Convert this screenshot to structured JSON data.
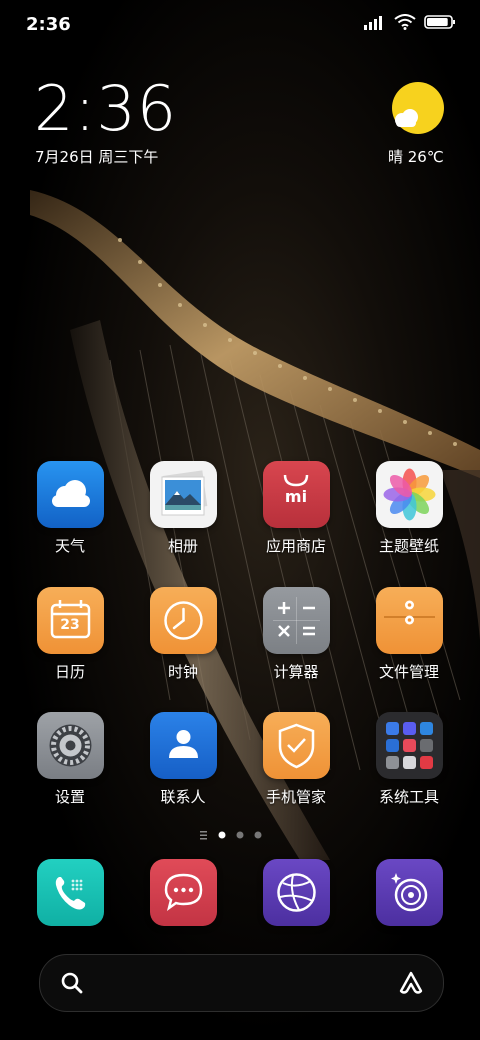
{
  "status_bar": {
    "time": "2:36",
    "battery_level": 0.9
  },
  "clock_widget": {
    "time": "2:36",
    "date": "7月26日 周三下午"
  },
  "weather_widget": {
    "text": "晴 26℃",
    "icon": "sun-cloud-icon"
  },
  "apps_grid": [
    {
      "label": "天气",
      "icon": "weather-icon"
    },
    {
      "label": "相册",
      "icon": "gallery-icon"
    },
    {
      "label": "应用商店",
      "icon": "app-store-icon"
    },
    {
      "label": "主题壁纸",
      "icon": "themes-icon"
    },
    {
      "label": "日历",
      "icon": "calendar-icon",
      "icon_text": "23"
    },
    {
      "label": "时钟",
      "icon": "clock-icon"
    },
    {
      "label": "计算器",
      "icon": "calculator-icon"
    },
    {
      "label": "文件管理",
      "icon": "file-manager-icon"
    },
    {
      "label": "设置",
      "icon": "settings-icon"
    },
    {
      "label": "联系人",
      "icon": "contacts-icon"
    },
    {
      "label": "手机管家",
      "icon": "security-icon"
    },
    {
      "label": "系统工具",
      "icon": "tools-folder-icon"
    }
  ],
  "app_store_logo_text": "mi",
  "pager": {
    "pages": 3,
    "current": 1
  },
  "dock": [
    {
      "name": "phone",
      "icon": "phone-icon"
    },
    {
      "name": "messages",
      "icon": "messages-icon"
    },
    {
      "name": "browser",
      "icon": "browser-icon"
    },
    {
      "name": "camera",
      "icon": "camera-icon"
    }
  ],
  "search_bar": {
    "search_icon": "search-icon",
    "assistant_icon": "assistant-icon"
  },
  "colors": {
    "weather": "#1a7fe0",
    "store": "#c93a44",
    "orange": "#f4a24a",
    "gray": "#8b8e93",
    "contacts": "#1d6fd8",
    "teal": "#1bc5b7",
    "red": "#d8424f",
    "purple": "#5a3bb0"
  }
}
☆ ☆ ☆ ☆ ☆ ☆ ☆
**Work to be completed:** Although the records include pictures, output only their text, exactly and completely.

**Response for this exercise:**
Convert this screenshot to structured JSON data.
{
  "status_bar": {
    "time": "2:36",
    "battery_level": 0.9
  },
  "clock_widget": {
    "time": "2:36",
    "date": "7月26日 周三下午"
  },
  "weather_widget": {
    "text": "晴 26℃",
    "icon": "sun-cloud-icon"
  },
  "apps_grid": [
    {
      "label": "天气",
      "icon": "weather-icon"
    },
    {
      "label": "相册",
      "icon": "gallery-icon"
    },
    {
      "label": "应用商店",
      "icon": "app-store-icon"
    },
    {
      "label": "主题壁纸",
      "icon": "themes-icon"
    },
    {
      "label": "日历",
      "icon": "calendar-icon",
      "icon_text": "23"
    },
    {
      "label": "时钟",
      "icon": "clock-icon"
    },
    {
      "label": "计算器",
      "icon": "calculator-icon"
    },
    {
      "label": "文件管理",
      "icon": "file-manager-icon"
    },
    {
      "label": "设置",
      "icon": "settings-icon"
    },
    {
      "label": "联系人",
      "icon": "contacts-icon"
    },
    {
      "label": "手机管家",
      "icon": "security-icon"
    },
    {
      "label": "系统工具",
      "icon": "tools-folder-icon"
    }
  ],
  "app_store_logo_text": "mi",
  "pager": {
    "pages": 3,
    "current": 1
  },
  "dock": [
    {
      "name": "phone",
      "icon": "phone-icon"
    },
    {
      "name": "messages",
      "icon": "messages-icon"
    },
    {
      "name": "browser",
      "icon": "browser-icon"
    },
    {
      "name": "camera",
      "icon": "camera-icon"
    }
  ],
  "search_bar": {
    "search_icon": "search-icon",
    "assistant_icon": "assistant-icon"
  },
  "colors": {
    "weather": "#1a7fe0",
    "store": "#c93a44",
    "orange": "#f4a24a",
    "gray": "#8b8e93",
    "contacts": "#1d6fd8",
    "teal": "#1bc5b7",
    "red": "#d8424f",
    "purple": "#5a3bb0"
  }
}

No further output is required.